Art motivational quote

“A characteristic of great works of art is that they persistently catch our attention and beckon us. It is like a piece of music we want to listen to ad infinitum or a book that we love re-reading — because one never exhausts what a great work has to give, whether it’s in the detail or the whole.”

Philippe de Montebello, director of the Metropolitan Museum in New York from 1977 to 2008, in Rendez-Vous with Art, page 31

Painting-in-Progress: Oystercatchers

I enjoy watching oystercatchers, and have often see them on Staffin beach: walking, hopping, pecking, then flying away when you take that one step too close. Their skinny red legs and long red beaks, the weirdly red eye. An on-going contemplation of how orange-red or pink-red that red is.

Now, finally, I’ve started working on a large painting featuring them. It’s had two rounds of “stop and leave to dry” then reassess and rework, and needs more. This photo was taken at the first “leave to dry overnight” stage, and first thing I did the next day was make the heads smaller by “adding sea”. I want to both delineate the birds more and keep a sense of movement. Whether I’ll get it working to my satisfaction I don’t know. But it’s pleasing to be trying.

Painting in Progress: Oyster Catchers by Scottish Skye artist Marion Boddy-Evans

Painting in Progress: Oyster Catchers
100x50cm (40x20cm)

New Painting: Listening to the Sun Rise

It all began with the thought: “what if I were to use some of that fluorescent Sennelier orange as a coloured ground?”

First I created “tree trunks” with texture paste, left this overnight to dry completely. (It’s incredibly annoying to flatten a still-wet spot with a brush, but ever so tempting to be getting on with the painting!) Next came the fluorescent orange, plus fluorescent pink (well, you know, it was just sitting there feeling lonely) as well as some red (leftover sample of Liquitex artist’s spraypaint). I worked wet on wet and sprayed additional water to encourage the paint to spread. The result was certainly, urm, colourful. And intense. And bright.

Once this was fairly dry I laid the canvas flat and applied some fluid sepia and pearlescent white. I encouraged it to spread by spraying some water over it, then left it do meander its way around the texture. Left to dry, and repeated, and tweaked, and repeated, and pondered, and tweaked.

The final result is, to my eye, an interesting result of intense colour peering through intriguing darks. The in-house art critic, running his fingers across the surface, said it felt and looked like dragon skin. Take a look at the detail photos below, then share your thoughts in the comments section. (Click on the photos to see larger versions.)

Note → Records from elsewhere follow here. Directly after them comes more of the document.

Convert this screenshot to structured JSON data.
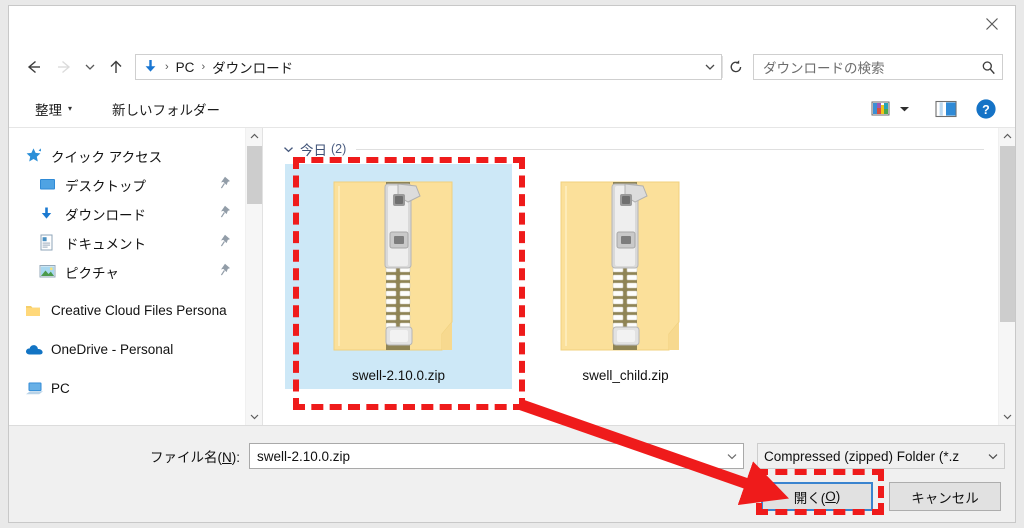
{
  "window": {
    "close_label": "×",
    "close_icon": "close-icon"
  },
  "navigation": {
    "back_icon": "arrow-left-icon",
    "forward_icon": "arrow-right-icon",
    "recent_icon": "chevron-down-icon",
    "up_icon": "arrow-up-icon",
    "breadcrumb_icon": "downloads-arrow-icon",
    "breadcrumb": [
      "PC",
      "ダウンロード"
    ],
    "separator": "›",
    "address_chevron_icon": "chevron-down-icon",
    "refresh_icon": "refresh-icon"
  },
  "search": {
    "placeholder": "ダウンロードの検索",
    "icon": "search-icon"
  },
  "toolbar": {
    "organize_label": "整理",
    "organize_caret": "▾",
    "new_folder_label": "新しいフォルダー",
    "view_icon": "view-thumbnails-icon",
    "view_caret_icon": "chevron-down-icon",
    "preview_pane_icon": "preview-pane-icon",
    "help_icon": "help-icon",
    "help_label": "?"
  },
  "sidebar": {
    "items": [
      {
        "label": "クイック アクセス",
        "icon": "star-icon",
        "indent": false,
        "pinned": false
      },
      {
        "label": "デスクトップ",
        "icon": "desktop-icon",
        "indent": true,
        "pinned": true
      },
      {
        "label": "ダウンロード",
        "icon": "downloads-arrow-icon",
        "indent": true,
        "pinned": true
      },
      {
        "label": "ドキュメント",
        "icon": "document-icon",
        "indent": true,
        "pinned": true
      },
      {
        "label": "ピクチャ",
        "icon": "pictures-icon",
        "indent": true,
        "pinned": true
      },
      {
        "label": "Creative Cloud Files Persona",
        "icon": "folder-icon",
        "indent": false,
        "pinned": false
      },
      {
        "label": "OneDrive - Personal",
        "icon": "cloud-icon",
        "indent": false,
        "pinned": false
      },
      {
        "label": "PC",
        "icon": "pc-icon",
        "indent": false,
        "pinned": false
      }
    ]
  },
  "files": {
    "group_label": "今日",
    "group_count": "(2)",
    "group_chevron_icon": "chevron-down-icon",
    "items": [
      {
        "name": "swell-2.10.0.zip",
        "icon": "zip-folder-icon",
        "selected": true
      },
      {
        "name": "swell_child.zip",
        "icon": "zip-folder-icon",
        "selected": false
      }
    ]
  },
  "footer": {
    "filename_label_pre": "ファイル名(",
    "filename_label_key": "N",
    "filename_label_post": "):",
    "filename_value": "swell-2.10.0.zip",
    "filename_chevron_icon": "chevron-down-icon",
    "filetype_value": "Compressed (zipped) Folder (*.z",
    "filetype_chevron_icon": "chevron-down-icon",
    "open_label_pre": "開く(",
    "open_label_key": "O",
    "open_label_post": ")",
    "cancel_label": "キャンセル"
  },
  "annotations": {
    "highlight_color": "#ef1b1b",
    "selected_file_box": "swell-2.10.0.zip",
    "open_button_box": "開く(O)",
    "arrow": "red-arrow-pointing-to-open-button"
  }
}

Tree Painting: Listening to the Sun Rise tree painting by Skye artist Marion Boddy-Evans

“Listening to the Sun Rise”
91x91cm (36×36″)

Painting Detail: Listening to the Sun Rise